* _Raw data_
------------------------

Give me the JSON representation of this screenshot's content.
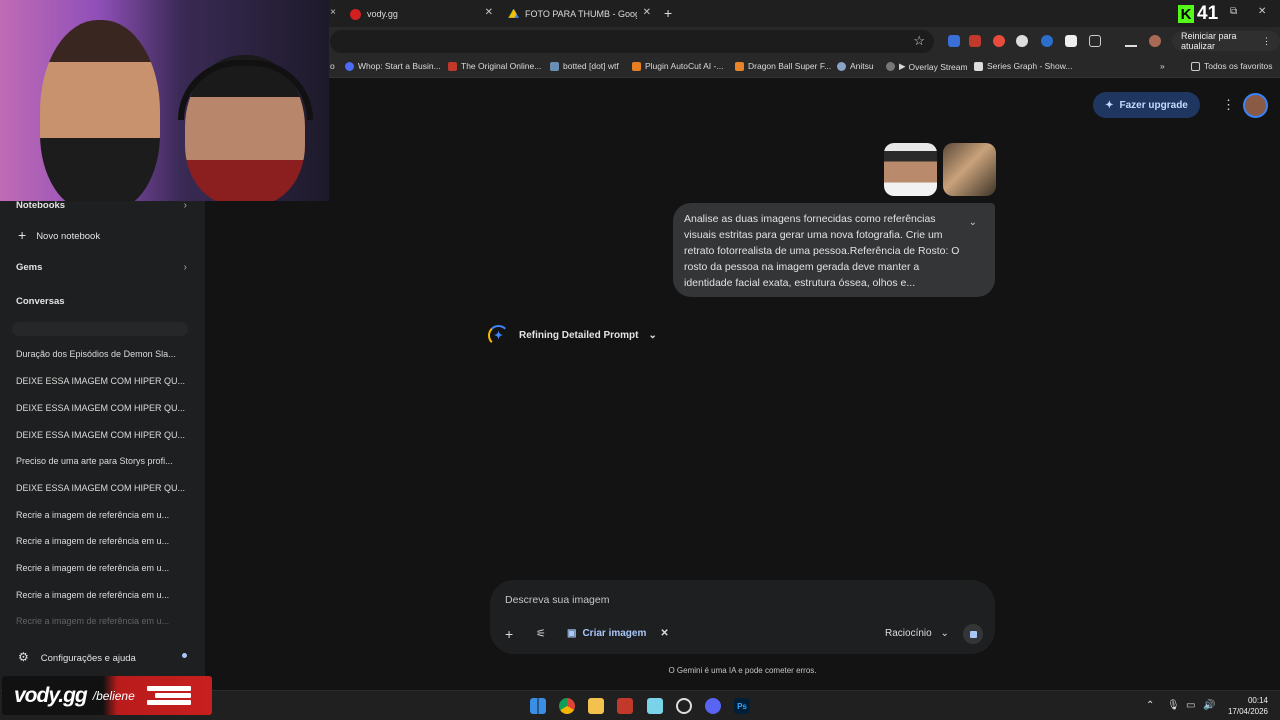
{
  "browser": {
    "tabs": [
      {
        "label": "vody.gg"
      },
      {
        "label": "FOTO PARA THUMB - Google D"
      }
    ],
    "new_tab": "+",
    "kick_count": "41",
    "restart_label": "Reiniciar para atualizar",
    "bookmarks": [
      "Whop: Start a Busin...",
      "The Original Online...",
      "botted [dot] wtf",
      "Plugin AutoCut AI -...",
      "Dragon Ball Super F...",
      "Anitsu",
      "Overlay Stream",
      "Series Graph - Show...",
      "Todos os favoritos"
    ],
    "bookmark_partial": "o"
  },
  "sidebar": {
    "notebooks": "Notebooks",
    "new_notebook": "Novo notebook",
    "gems": "Gems",
    "conversations_header": "Conversas",
    "conversations": [
      "Duração dos Episódios de Demon Sla...",
      "DEIXE ESSA IMAGEM COM HIPER QU...",
      "DEIXE ESSA IMAGEM COM HIPER QU...",
      "DEIXE ESSA IMAGEM COM HIPER QU...",
      "Preciso de uma arte para Storys profi...",
      "DEIXE ESSA IMAGEM COM HIPER QU...",
      "Recrie a imagem de referência em u...",
      "Recrie a imagem de referência em u...",
      "Recrie a imagem de referência em u...",
      "Recrie a imagem de referência em u...",
      "Recrie a imagem de referência em u..."
    ],
    "settings": "Configurações e ajuda"
  },
  "main": {
    "upgrade_label": "Fazer upgrade",
    "user_message": "Analise as duas imagens fornecidas como referências visuais estritas para gerar uma nova fotografia. Crie um retrato fotorrealista de uma pessoa.Referência de Rosto: O rosto da pessoa na imagem gerada deve manter a identidade facial exata, estrutura óssea, olhos e...",
    "thinking_label": "Refining Detailed Prompt",
    "composer": {
      "placeholder": "Descreva sua imagem",
      "tool_chip": "Criar imagem",
      "model": "Raciocínio"
    },
    "disclaimer": "O Gemini é uma IA e pode cometer erros."
  },
  "taskbar": {
    "time": "00:14",
    "date": "17/04/2026"
  },
  "watermark": {
    "brand": "vody.gg",
    "handle": "/beliene"
  },
  "colors": {
    "accent": "#a8c7fa",
    "upgrade_bg": "#1f3760",
    "kick_green": "#53fc18"
  }
}
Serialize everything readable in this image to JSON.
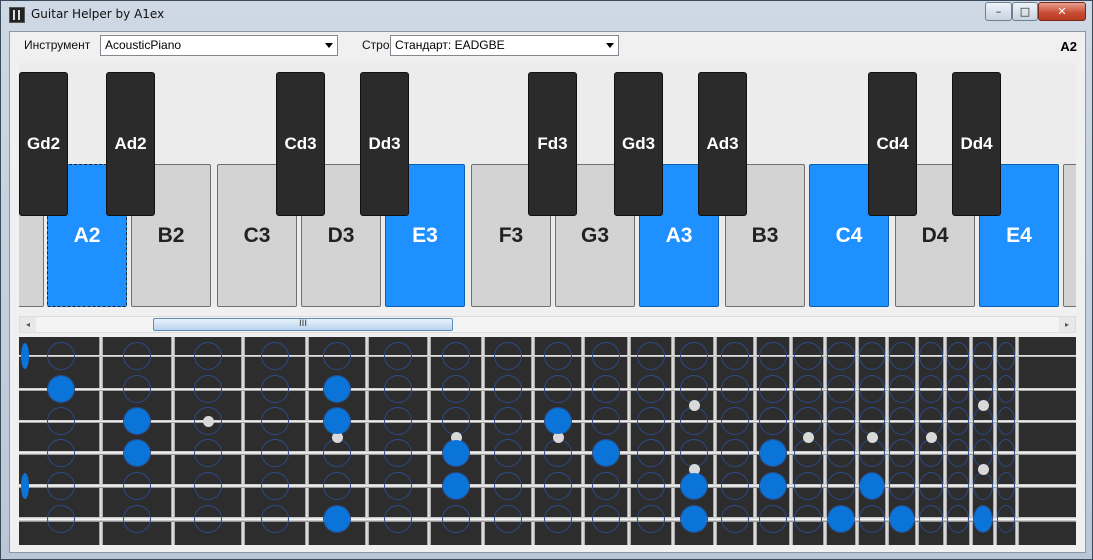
{
  "window": {
    "title": "Guitar Helper by A1ex",
    "min": "–",
    "max": "□",
    "close": "✕"
  },
  "toolbar": {
    "instrument_label": "Инструмент",
    "instrument_value": "AcousticPiano",
    "tuning_label": "Строй",
    "tuning_value": "Стандарт: EADGBE",
    "current_note": "A2"
  },
  "piano": {
    "white_keys": [
      {
        "note": "",
        "active": false
      },
      {
        "note": "A2",
        "active": true,
        "focused": true
      },
      {
        "note": "B2",
        "active": false
      },
      {
        "note": "C3",
        "active": false
      },
      {
        "note": "D3",
        "active": false
      },
      {
        "note": "E3",
        "active": true
      },
      {
        "note": "F3",
        "active": false
      },
      {
        "note": "G3",
        "active": false
      },
      {
        "note": "A3",
        "active": true
      },
      {
        "note": "B3",
        "active": false
      },
      {
        "note": "C4",
        "active": true
      },
      {
        "note": "D4",
        "active": false
      },
      {
        "note": "E4",
        "active": true
      },
      {
        "note": "",
        "active": false
      }
    ],
    "black_keys": [
      "Gd2",
      "Ad2",
      "Cd3",
      "Dd3",
      "Fd3",
      "Gd3",
      "Ad3",
      "Cd4",
      "Dd4"
    ]
  },
  "scrollbar": {
    "left": "◂",
    "right": "▸",
    "grip": "III"
  },
  "fretboard": {
    "strings": 6,
    "frets": 22,
    "marked_notes": [
      {
        "string": 1,
        "fret": 0
      },
      {
        "string": 2,
        "fret": 1
      },
      {
        "string": 2,
        "fret": 5
      },
      {
        "string": 3,
        "fret": 2
      },
      {
        "string": 3,
        "fret": 5
      },
      {
        "string": 3,
        "fret": 9
      },
      {
        "string": 4,
        "fret": 2
      },
      {
        "string": 4,
        "fret": 7
      },
      {
        "string": 4,
        "fret": 10
      },
      {
        "string": 4,
        "fret": 14
      },
      {
        "string": 5,
        "fret": 0
      },
      {
        "string": 5,
        "fret": 7
      },
      {
        "string": 5,
        "fret": 12
      },
      {
        "string": 5,
        "fret": 14
      },
      {
        "string": 5,
        "fret": 17
      },
      {
        "string": 6,
        "fret": 5
      },
      {
        "string": 6,
        "fret": 12
      },
      {
        "string": 6,
        "fret": 16
      },
      {
        "string": 6,
        "fret": 18
      },
      {
        "string": 6,
        "fret": 21
      }
    ],
    "colors": {
      "marker": "#0a74d8",
      "active_key": "#1e90ff"
    }
  }
}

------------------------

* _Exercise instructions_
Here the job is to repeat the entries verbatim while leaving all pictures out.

* _Task answer_
Give me the JSON representation of this screenshot's content.
{
  "browser": {
    "tabs": [
      {
        "label": "vody.gg"
      },
      {
        "label": "FOTO PARA THUMB - Google D"
      }
    ],
    "new_tab": "+",
    "kick_count": "41",
    "restart_label": "Reiniciar para atualizar",
    "bookmarks": [
      "Whop: Start a Busin...",
      "The Original Online...",
      "botted [dot] wtf",
      "Plugin AutoCut AI -...",
      "Dragon Ball Super F...",
      "Anitsu",
      "Overlay Stream",
      "Series Graph - Show...",
      "Todos os favoritos"
    ],
    "bookmark_partial": "o"
  },
  "sidebar": {
    "notebooks": "Notebooks",
    "new_notebook": "Novo notebook",
    "gems": "Gems",
    "conversations_header": "Conversas",
    "conversations": [
      "Duração dos Episódios de Demon Sla...",
      "DEIXE ESSA IMAGEM COM HIPER QU...",
      "DEIXE ESSA IMAGEM COM HIPER QU...",
      "DEIXE ESSA IMAGEM COM HIPER QU...",
      "Preciso de uma arte para Storys profi...",
      "DEIXE ESSA IMAGEM COM HIPER QU...",
      "Recrie a imagem de referência em u...",
      "Recrie a imagem de referência em u...",
      "Recrie a imagem de referência em u...",
      "Recrie a imagem de referência em u...",
      "Recrie a imagem de referência em u..."
    ],
    "settings": "Configurações e ajuda"
  },
  "main": {
    "upgrade_label": "Fazer upgrade",
    "user_message": "Analise as duas imagens fornecidas como referências visuais estritas para gerar uma nova fotografia. Crie um retrato fotorrealista de uma pessoa.Referência de Rosto: O rosto da pessoa na imagem gerada deve manter a identidade facial exata, estrutura óssea, olhos e...",
    "thinking_label": "Refining Detailed Prompt",
    "composer": {
      "placeholder": "Descreva sua imagem",
      "tool_chip": "Criar imagem",
      "model": "Raciocínio"
    },
    "disclaimer": "O Gemini é uma IA e pode cometer erros."
  },
  "taskbar": {
    "time": "00:14",
    "date": "17/04/2026"
  },
  "watermark": {
    "brand": "vody.gg",
    "handle": "/beliene"
  },
  "colors": {
    "accent": "#a8c7fa",
    "upgrade_bg": "#1f3760",
    "kick_green": "#53fc18"
  }
}
Serialize everything readable in this image to JSON.
{
  "window": {
    "title": "Guitar Helper by A1ex",
    "min": "–",
    "max": "□",
    "close": "✕"
  },
  "toolbar": {
    "instrument_label": "Инструмент",
    "instrument_value": "AcousticPiano",
    "tuning_label": "Строй",
    "tuning_value": "Стандарт: EADGBE",
    "current_note": "A2"
  },
  "piano": {
    "white_keys": [
      {
        "note": "",
        "active": false
      },
      {
        "note": "A2",
        "active": true,
        "focused": true
      },
      {
        "note": "B2",
        "active": false
      },
      {
        "note": "C3",
        "active": false
      },
      {
        "note": "D3",
        "active": false
      },
      {
        "note": "E3",
        "active": true
      },
      {
        "note": "F3",
        "active": false
      },
      {
        "note": "G3",
        "active": false
      },
      {
        "note": "A3",
        "active": true
      },
      {
        "note": "B3",
        "active": false
      },
      {
        "note": "C4",
        "active": true
      },
      {
        "note": "D4",
        "active": false
      },
      {
        "note": "E4",
        "active": true
      },
      {
        "note": "",
        "active": false
      }
    ],
    "black_keys": [
      "Gd2",
      "Ad2",
      "Cd3",
      "Dd3",
      "Fd3",
      "Gd3",
      "Ad3",
      "Cd4",
      "Dd4"
    ]
  },
  "scrollbar": {
    "left": "◂",
    "right": "▸",
    "grip": "III"
  },
  "fretboard": {
    "strings": 6,
    "frets": 22,
    "marked_notes": [
      {
        "string": 1,
        "fret": 0
      },
      {
        "string": 2,
        "fret": 1
      },
      {
        "string": 2,
        "fret": 5
      },
      {
        "string": 3,
        "fret": 2
      },
      {
        "string": 3,
        "fret": 5
      },
      {
        "string": 3,
        "fret": 9
      },
      {
        "string": 4,
        "fret": 2
      },
      {
        "string": 4,
        "fret": 7
      },
      {
        "string": 4,
        "fret": 10
      },
      {
        "string": 4,
        "fret": 14
      },
      {
        "string": 5,
        "fret": 0
      },
      {
        "string": 5,
        "fret": 7
      },
      {
        "string": 5,
        "fret": 12
      },
      {
        "string": 5,
        "fret": 14
      },
      {
        "string": 5,
        "fret": 17
      },
      {
        "string": 6,
        "fret": 5
      },
      {
        "string": 6,
        "fret": 12
      },
      {
        "string": 6,
        "fret": 16
      },
      {
        "string": 6,
        "fret": 18
      },
      {
        "string": 6,
        "fret": 21
      }
    ],
    "colors": {
      "marker": "#0a74d8",
      "active_key": "#1e90ff"
    }
  }
}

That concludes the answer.